Your instructions:
List each line of the data that holds the string "Editing".
•••••
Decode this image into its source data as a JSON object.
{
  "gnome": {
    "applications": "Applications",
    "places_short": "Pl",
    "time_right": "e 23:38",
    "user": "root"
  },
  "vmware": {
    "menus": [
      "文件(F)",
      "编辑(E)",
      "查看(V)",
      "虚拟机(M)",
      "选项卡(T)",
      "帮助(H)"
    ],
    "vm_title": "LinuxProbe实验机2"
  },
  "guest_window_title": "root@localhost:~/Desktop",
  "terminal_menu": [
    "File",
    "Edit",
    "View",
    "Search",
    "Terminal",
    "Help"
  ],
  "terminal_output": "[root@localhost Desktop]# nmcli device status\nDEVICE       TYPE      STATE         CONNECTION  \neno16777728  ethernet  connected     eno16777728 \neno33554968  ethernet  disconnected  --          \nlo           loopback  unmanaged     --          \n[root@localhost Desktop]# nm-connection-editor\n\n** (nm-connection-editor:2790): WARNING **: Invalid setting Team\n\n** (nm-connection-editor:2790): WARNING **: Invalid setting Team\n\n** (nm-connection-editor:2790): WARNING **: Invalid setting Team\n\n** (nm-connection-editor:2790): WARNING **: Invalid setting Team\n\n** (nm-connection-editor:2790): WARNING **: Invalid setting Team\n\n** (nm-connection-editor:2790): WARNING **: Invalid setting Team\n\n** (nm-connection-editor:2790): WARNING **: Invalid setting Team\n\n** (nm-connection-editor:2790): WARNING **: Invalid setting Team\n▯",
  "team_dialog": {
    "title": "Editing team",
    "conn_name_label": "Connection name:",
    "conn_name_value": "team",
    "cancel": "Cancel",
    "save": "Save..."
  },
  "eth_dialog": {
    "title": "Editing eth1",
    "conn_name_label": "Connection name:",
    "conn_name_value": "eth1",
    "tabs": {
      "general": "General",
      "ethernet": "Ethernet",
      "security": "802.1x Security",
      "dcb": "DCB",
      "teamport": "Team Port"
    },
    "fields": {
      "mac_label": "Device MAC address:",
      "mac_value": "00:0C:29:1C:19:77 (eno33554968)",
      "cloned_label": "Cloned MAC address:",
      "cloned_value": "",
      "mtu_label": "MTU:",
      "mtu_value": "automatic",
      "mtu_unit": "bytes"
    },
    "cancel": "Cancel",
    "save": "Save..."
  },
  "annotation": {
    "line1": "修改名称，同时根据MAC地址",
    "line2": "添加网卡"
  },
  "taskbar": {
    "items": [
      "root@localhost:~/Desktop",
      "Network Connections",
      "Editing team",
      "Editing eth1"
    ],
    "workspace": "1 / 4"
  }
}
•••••
Problem solution:
    "title": "Editing team",
    "title": "Editing eth1",
      "Editing team",
      "Editing eth1"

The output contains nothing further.